• **Activity**
Print all of the data below exactly as it appears, leaving out every image.

Page and application data records:
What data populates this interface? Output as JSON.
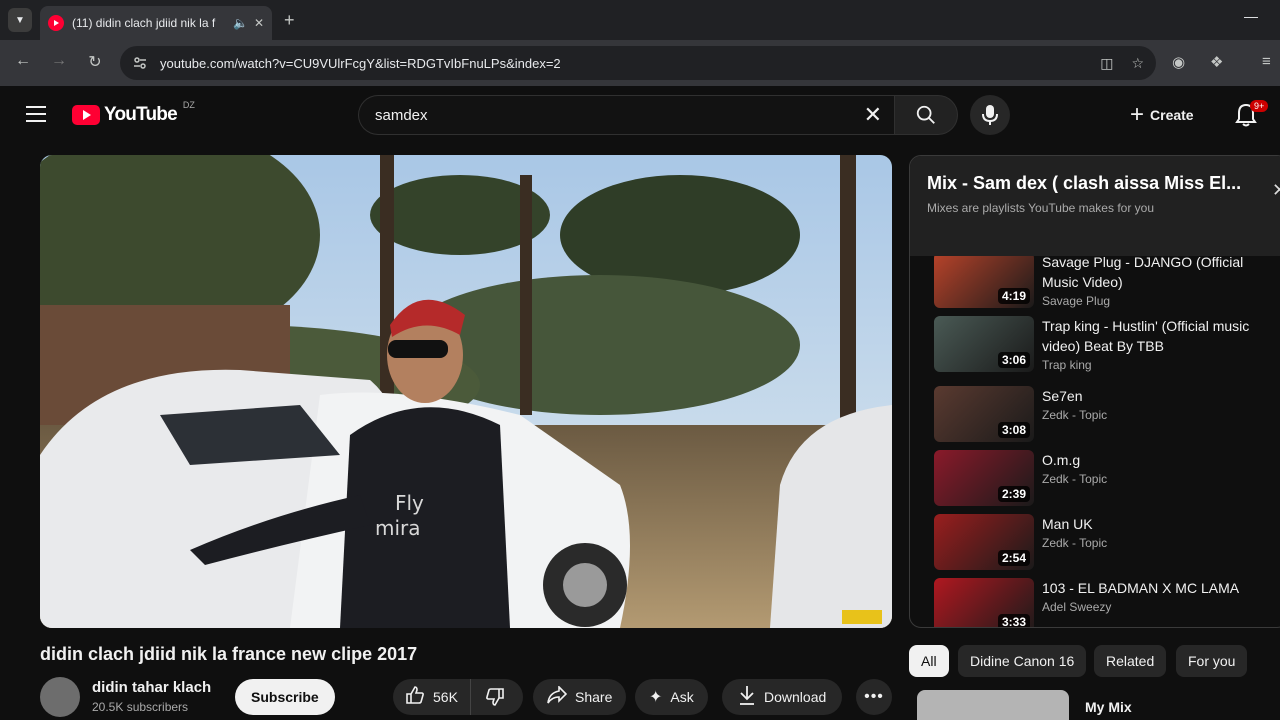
{
  "browser": {
    "tab_title": "(11) didin clach jdiid nik la f",
    "url": "youtube.com/watch?v=CU9VUlrFcgY&list=RDGTvIbFnuLPs&index=2"
  },
  "masthead": {
    "logo_text": "YouTube",
    "country_code": "DZ",
    "search_value": "samdex",
    "create_label": "Create",
    "notification_count": "9+"
  },
  "video": {
    "title": "didin clach jdiid nik la france new clipe 2017",
    "channel": "didin tahar klach",
    "subscribers": "20.5K subscribers",
    "subscribe_label": "Subscribe",
    "likes": "56K",
    "share_label": "Share",
    "ask_label": "Ask",
    "download_label": "Download"
  },
  "playlist": {
    "title": "Mix - Sam dex ( clash aissa Miss El...",
    "subtitle": "Mixes are playlists YouTube makes for you",
    "items": [
      {
        "title": "Savage Plug - DJANGO (Official Music Video)",
        "channel": "Savage Plug",
        "duration": "4:19",
        "color": "#b8432a"
      },
      {
        "title": "Trap king - Hustlin' (Official music video) Beat By TBB",
        "channel": "Trap king",
        "duration": "3:06",
        "color": "#4a5a55"
      },
      {
        "title": "Se7en",
        "channel": "Zedk - Topic",
        "duration": "3:08",
        "color": "#5a3a30"
      },
      {
        "title": "O.m.g",
        "channel": "Zedk - Topic",
        "duration": "2:39",
        "color": "#8a1a2a"
      },
      {
        "title": "Man UK",
        "channel": "Zedk - Topic",
        "duration": "2:54",
        "color": "#9a1e1e"
      },
      {
        "title": "103 - EL BADMAN X MC LAMA",
        "channel": "Adel Sweezy",
        "duration": "3:33",
        "color": "#b01820"
      }
    ]
  },
  "chips": [
    "All",
    "Didine Canon 16",
    "Related",
    "For you"
  ],
  "recommendation": {
    "title": "My Mix"
  }
}
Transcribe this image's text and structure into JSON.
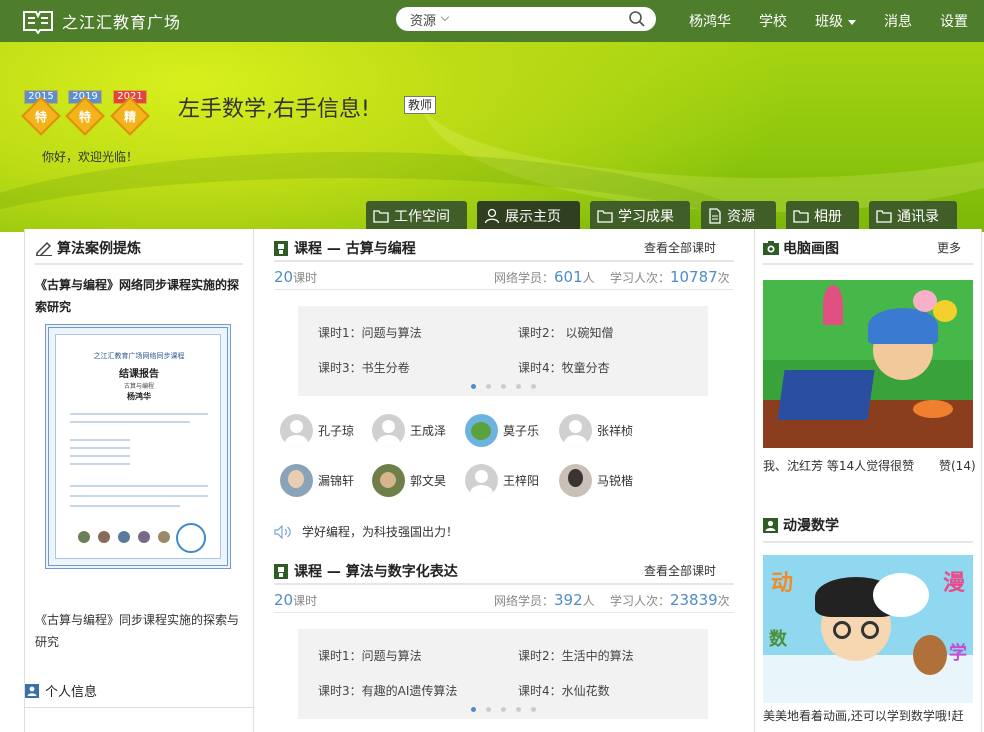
{
  "header": {
    "site_title": "之江汇教育广场",
    "search_type": "资源",
    "search_placeholder": "",
    "nav": [
      "杨鸿华",
      "学校",
      "班级",
      "消息",
      "设置"
    ]
  },
  "banner": {
    "badges": [
      {
        "year": "2015",
        "grade": "特"
      },
      {
        "year": "2019",
        "grade": "特"
      },
      {
        "year": "2021",
        "grade": "精"
      }
    ],
    "welcome": "你好，欢迎光临！",
    "motto": "左手数学,右手信息!",
    "role": "教师",
    "tabs": [
      "工作空间",
      "展示主页",
      "学习成果",
      "资源",
      "相册",
      "通讯录"
    ],
    "active_tab": "展示主页"
  },
  "left": {
    "title": "算法案例提炼",
    "article_title": "《古算与编程》网络同步课程实施的探索研究",
    "certificate": {
      "title": "之江汇教育广场网络同步课程",
      "heading": "结课报告",
      "subtitle": "古算与编程",
      "name": "杨鸿华"
    },
    "caption": "《古算与编程》同步课程实施的探索与研究",
    "info_title": "个人信息"
  },
  "courses": [
    {
      "title": "课程 — 古算与编程",
      "view_all": "查看全部课时",
      "hours": "20",
      "hours_unit": "课时",
      "members_label": "网络学员：",
      "members": "601",
      "members_unit": "人",
      "visits_label": "学习人次：",
      "visits": "10787",
      "visits_unit": "次",
      "lessons": [
        "课时1：问题与算法",
        "课时2： 以碗知僧",
        "课时3：书生分卷",
        "课时4：牧童分杏"
      ],
      "students": [
        "孔子琼",
        "王成泽",
        "莫子乐",
        "张祥桢",
        "漏锦轩",
        "郭文昊",
        "王梓阳",
        "马锐楷"
      ],
      "notice": "学好编程，为科技强国出力！"
    },
    {
      "title": "课程 — 算法与数字化表达",
      "view_all": "查看全部课时",
      "hours": "20",
      "hours_unit": "课时",
      "members_label": "网络学员：",
      "members": "392",
      "members_unit": "人",
      "visits_label": "学习人次：",
      "visits": "23839",
      "visits_unit": "次",
      "lessons": [
        "课时1：问题与算法",
        "课时2：生活中的算法",
        "课时3：有趣的AI遗传算法",
        "课时4：水仙花数"
      ]
    }
  ],
  "right": {
    "gallery_title": "电脑画图",
    "more": "更多",
    "likes_text": "我、沈红芳  等14人觉得很赞",
    "like_label": "赞(14)",
    "comic_title": "动漫数学",
    "comic_caption": "美美地看着动画,还可以学到数学哦!赶"
  },
  "colors": {
    "topbar": "#4e7d2c",
    "tab": "#3f5e28",
    "link_blue": "#4f8cc9"
  }
}
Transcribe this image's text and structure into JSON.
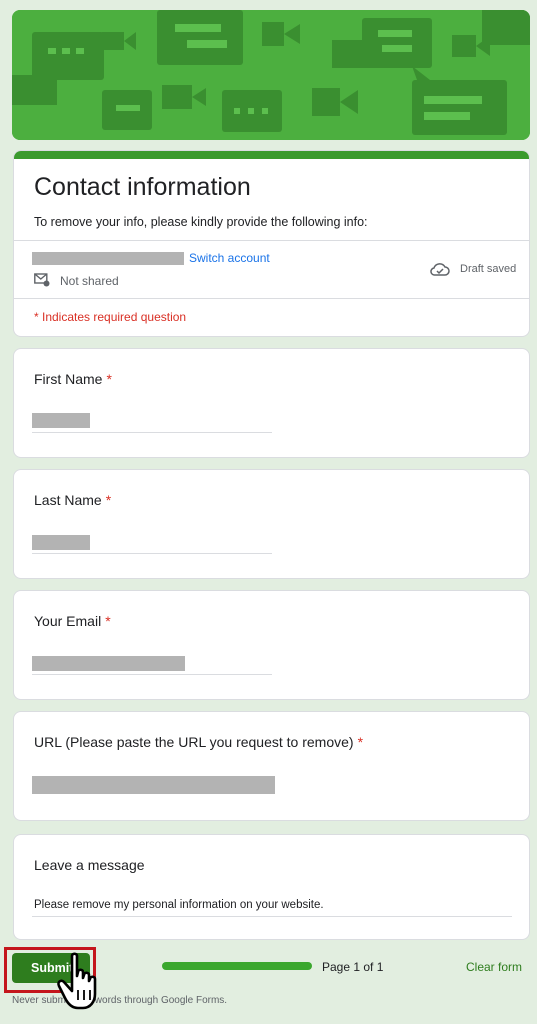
{
  "header": {
    "title": "Contact information",
    "description": "To remove your info, please kindly provide the following info:",
    "switch_account": "Switch account",
    "not_shared": "Not shared",
    "draft_saved": "Draft saved",
    "required_note": "* Indicates required question"
  },
  "questions": [
    {
      "label": "First Name",
      "required": "*"
    },
    {
      "label": "Last Name",
      "required": "*"
    },
    {
      "label": "Your Email",
      "required": "*"
    },
    {
      "label": "URL (Please paste the URL you request to remove)",
      "required": "*"
    }
  ],
  "message": {
    "label": "Leave a message",
    "value": "Please remove my personal information on your website."
  },
  "footer": {
    "submit": "Submit",
    "page_indicator": "Page 1 of 1",
    "clear_form": "Clear form",
    "warning": "Never submit passwords through Google Forms.",
    "progress": 1.0
  },
  "colors": {
    "banner": "#4caf3f",
    "accent": "#3b9a2e",
    "required": "#d93025",
    "link": "#1a73e8",
    "submit_bg": "#2e7d1e",
    "highlight_box": "#c4161c"
  },
  "icons": [
    "mail-shield-icon",
    "cloud-check-icon",
    "pointer-hand-icon"
  ]
}
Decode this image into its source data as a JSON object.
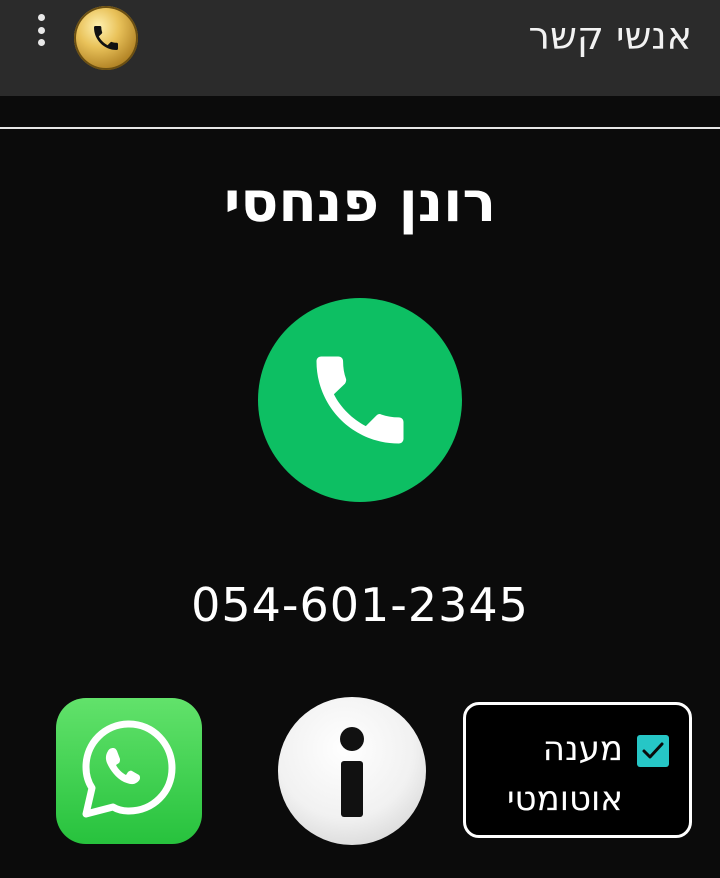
{
  "appbar": {
    "title": "אנשי קשר",
    "menu_icon": "more-vert-icon",
    "logo_icon": "gold-phone-logo-icon"
  },
  "contact": {
    "name": "רונן פנחסי",
    "phone": "054-601-2345"
  },
  "actions": {
    "call_icon": "phone-icon",
    "whatsapp_icon": "whatsapp-icon",
    "info_icon": "info-icon"
  },
  "auto_answer": {
    "label_line1": "מענה",
    "label_line2": "אוטומטי",
    "checked": true
  },
  "colors": {
    "call_green": "#0dbf63",
    "whatsapp_green": "#27c23d",
    "checkbox_teal": "#26c6c6",
    "appbar_bg": "#2b2b2b",
    "background": "#0b0b0b"
  }
}
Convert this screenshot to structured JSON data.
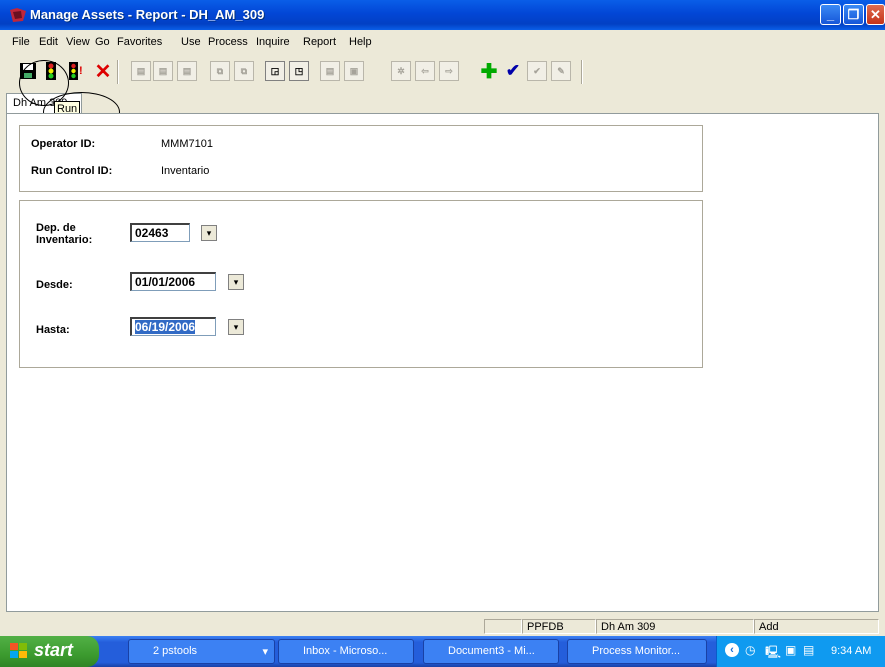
{
  "window": {
    "title": "Manage Assets - Report - DH_AM_309"
  },
  "menu": [
    "File",
    "Edit",
    "View",
    "Go",
    "Favorites",
    "Use",
    "Process",
    "Inquire",
    "Report",
    "Help"
  ],
  "tab": {
    "label": "Dh Am 309"
  },
  "tooltip": {
    "text": "Run"
  },
  "header_panel": {
    "operator_label": "Operator ID:",
    "operator_value": "MMM7101",
    "run_control_label": "Run Control ID:",
    "run_control_value": "Inventario"
  },
  "form": {
    "dep_label_line1": "Dep. de",
    "dep_label_line2": "Inventario:",
    "dep_value": "02463",
    "desde_label": "Desde:",
    "desde_value": "01/01/2006",
    "hasta_label": "Hasta:",
    "hasta_value": "06/19/2006"
  },
  "status": {
    "db": "PPFDB",
    "panel": "Dh Am 309",
    "mode": "Add"
  },
  "taskbar": {
    "start_label": "start",
    "items": [
      "2 pstools",
      "Inbox - Microso...",
      "Document3 - Mi...",
      "Process Monitor..."
    ],
    "clock": "9:34 AM"
  }
}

• **Answer space**
What data populates this interface? Output as JSON.
{
  "browser": {
    "tab_title": "(11) didin clach jdiid nik la f",
    "url": "youtube.com/watch?v=CU9VUlrFcgY&list=RDGTvIbFnuLPs&index=2"
  },
  "masthead": {
    "logo_text": "YouTube",
    "country_code": "DZ",
    "search_value": "samdex",
    "create_label": "Create",
    "notification_count": "9+"
  },
  "video": {
    "title": "didin clach jdiid nik la france new clipe 2017",
    "channel": "didin tahar klach",
    "subscribers": "20.5K subscribers",
    "subscribe_label": "Subscribe",
    "likes": "56K",
    "share_label": "Share",
    "ask_label": "Ask",
    "download_label": "Download"
  },
  "playlist": {
    "title": "Mix - Sam dex ( clash aissa Miss El...",
    "subtitle": "Mixes are playlists YouTube makes for you",
    "items": [
      {
        "title": "Savage Plug - DJANGO (Official Music Video)",
        "channel": "Savage Plug",
        "duration": "4:19",
        "color": "#b8432a"
      },
      {
        "title": "Trap king - Hustlin' (Official music video) Beat By TBB",
        "channel": "Trap king",
        "duration": "3:06",
        "color": "#4a5a55"
      },
      {
        "title": "Se7en",
        "channel": "Zedk - Topic",
        "duration": "3:08",
        "color": "#5a3a30"
      },
      {
        "title": "O.m.g",
        "channel": "Zedk - Topic",
        "duration": "2:39",
        "color": "#8a1a2a"
      },
      {
        "title": "Man UK",
        "channel": "Zedk - Topic",
        "duration": "2:54",
        "color": "#9a1e1e"
      },
      {
        "title": "103 - EL BADMAN X MC LAMA",
        "channel": "Adel Sweezy",
        "duration": "3:33",
        "color": "#b01820"
      }
    ]
  },
  "chips": [
    "All",
    "Didine Canon 16",
    "Related",
    "For you"
  ],
  "recommendation": {
    "title": "My Mix"
  }
}
Transcribe this image's text and structure into JSON.
{
  "header": {
    "site_title": "之江汇教育广场",
    "search_type": "资源",
    "search_placeholder": "",
    "nav": [
      "杨鸿华",
      "学校",
      "班级",
      "消息",
      "设置"
    ]
  },
  "banner": {
    "badges": [
      {
        "year": "2015",
        "grade": "特"
      },
      {
        "year": "2019",
        "grade": "特"
      },
      {
        "year": "2021",
        "grade": "精"
      }
    ],
    "welcome": "你好，欢迎光临！",
    "motto": "左手数学,右手信息!",
    "role": "教师",
    "tabs": [
      "工作空间",
      "展示主页",
      "学习成果",
      "资源",
      "相册",
      "通讯录"
    ],
    "active_tab": "展示主页"
  },
  "left": {
    "title": "算法案例提炼",
    "article_title": "《古算与编程》网络同步课程实施的探索研究",
    "certificate": {
      "title": "之江汇教育广场网络同步课程",
      "heading": "结课报告",
      "subtitle": "古算与编程",
      "name": "杨鸿华"
    },
    "caption": "《古算与编程》同步课程实施的探索与研究",
    "info_title": "个人信息"
  },
  "courses": [
    {
      "title": "课程 — 古算与编程",
      "view_all": "查看全部课时",
      "hours": "20",
      "hours_unit": "课时",
      "members_label": "网络学员：",
      "members": "601",
      "members_unit": "人",
      "visits_label": "学习人次：",
      "visits": "10787",
      "visits_unit": "次",
      "lessons": [
        "课时1：问题与算法",
        "课时2： 以碗知僧",
        "课时3：书生分卷",
        "课时4：牧童分杏"
      ],
      "students": [
        "孔子琼",
        "王成泽",
        "莫子乐",
        "张祥桢",
        "漏锦轩",
        "郭文昊",
        "王梓阳",
        "马锐楷"
      ],
      "notice": "学好编程，为科技强国出力！"
    },
    {
      "title": "课程 — 算法与数字化表达",
      "view_all": "查看全部课时",
      "hours": "20",
      "hours_unit": "课时",
      "members_label": "网络学员：",
      "members": "392",
      "members_unit": "人",
      "visits_label": "学习人次：",
      "visits": "23839",
      "visits_unit": "次",
      "lessons": [
        "课时1：问题与算法",
        "课时2：生活中的算法",
        "课时3：有趣的AI遗传算法",
        "课时4：水仙花数"
      ]
    }
  ],
  "right": {
    "gallery_title": "电脑画图",
    "more": "更多",
    "likes_text": "我、沈红芳  等14人觉得很赞",
    "like_label": "赞(14)",
    "comic_title": "动漫数学",
    "comic_caption": "美美地看着动画,还可以学到数学哦!赶"
  },
  "colors": {
    "topbar": "#4e7d2c",
    "tab": "#3f5e28",
    "link_blue": "#4f8cc9"
  }
}
Transcribe this image's text and structure into JSON.
{
  "header": {
    "title": "Contact information",
    "description": "To remove your info, please kindly provide the following info:",
    "switch_account": "Switch account",
    "not_shared": "Not shared",
    "draft_saved": "Draft saved",
    "required_note": "* Indicates required question"
  },
  "questions": [
    {
      "label": "First Name",
      "required": "*"
    },
    {
      "label": "Last Name",
      "required": "*"
    },
    {
      "label": "Your Email",
      "required": "*"
    },
    {
      "label": "URL (Please paste the URL you request to remove)",
      "required": "*"
    }
  ],
  "message": {
    "label": "Leave a message",
    "value": "Please remove my personal information on your website."
  },
  "footer": {
    "submit": "Submit",
    "page_indicator": "Page 1 of 1",
    "clear_form": "Clear form",
    "warning": "Never submit passwords through Google Forms.",
    "progress": 1.0
  },
  "colors": {
    "banner": "#4caf3f",
    "accent": "#3b9a2e",
    "required": "#d93025",
    "link": "#1a73e8",
    "submit_bg": "#2e7d1e",
    "highlight_box": "#c4161c"
  },
  "icons": [
    "mail-shield-icon",
    "cloud-check-icon",
    "pointer-hand-icon"
  ]
}
Decode this image into its source data as a JSON object.
{
  "appbar": {
    "title": "אנשי קשר",
    "menu_icon": "more-vert-icon",
    "logo_icon": "gold-phone-logo-icon"
  },
  "contact": {
    "name": "רונן פנחסי",
    "phone": "054-601-2345"
  },
  "actions": {
    "call_icon": "phone-icon",
    "whatsapp_icon": "whatsapp-icon",
    "info_icon": "info-icon"
  },
  "auto_answer": {
    "label_line1": "מענה",
    "label_line2": "אוטומטי",
    "checked": true
  },
  "colors": {
    "call_green": "#0dbf63",
    "whatsapp_green": "#27c23d",
    "checkbox_teal": "#26c6c6",
    "appbar_bg": "#2b2b2b",
    "background": "#0b0b0b"
  }
}
Convert this screenshot to structured JSON data.
{
  "window": {
    "title": "Manage Assets - Report - DH_AM_309"
  },
  "menu": [
    "File",
    "Edit",
    "View",
    "Go",
    "Favorites",
    "Use",
    "Process",
    "Inquire",
    "Report",
    "Help"
  ],
  "tab": {
    "label": "Dh Am 309"
  },
  "tooltip": {
    "text": "Run"
  },
  "header_panel": {
    "operator_label": "Operator ID:",
    "operator_value": "MMM7101",
    "run_control_label": "Run Control ID:",
    "run_control_value": "Inventario"
  },
  "form": {
    "dep_label_line1": "Dep. de",
    "dep_label_line2": "Inventario:",
    "dep_value": "02463",
    "desde_label": "Desde:",
    "desde_value": "01/01/2006",
    "hasta_label": "Hasta:",
    "hasta_value": "06/19/2006"
  },
  "status": {
    "db": "PPFDB",
    "panel": "Dh Am 309",
    "mode": "Add"
  },
  "taskbar": {
    "start_label": "start",
    "items": [
      "2 pstools",
      "Inbox - Microso...",
      "Document3 - Mi...",
      "Process Monitor..."
    ],
    "clock": "9:34 AM"
  }
}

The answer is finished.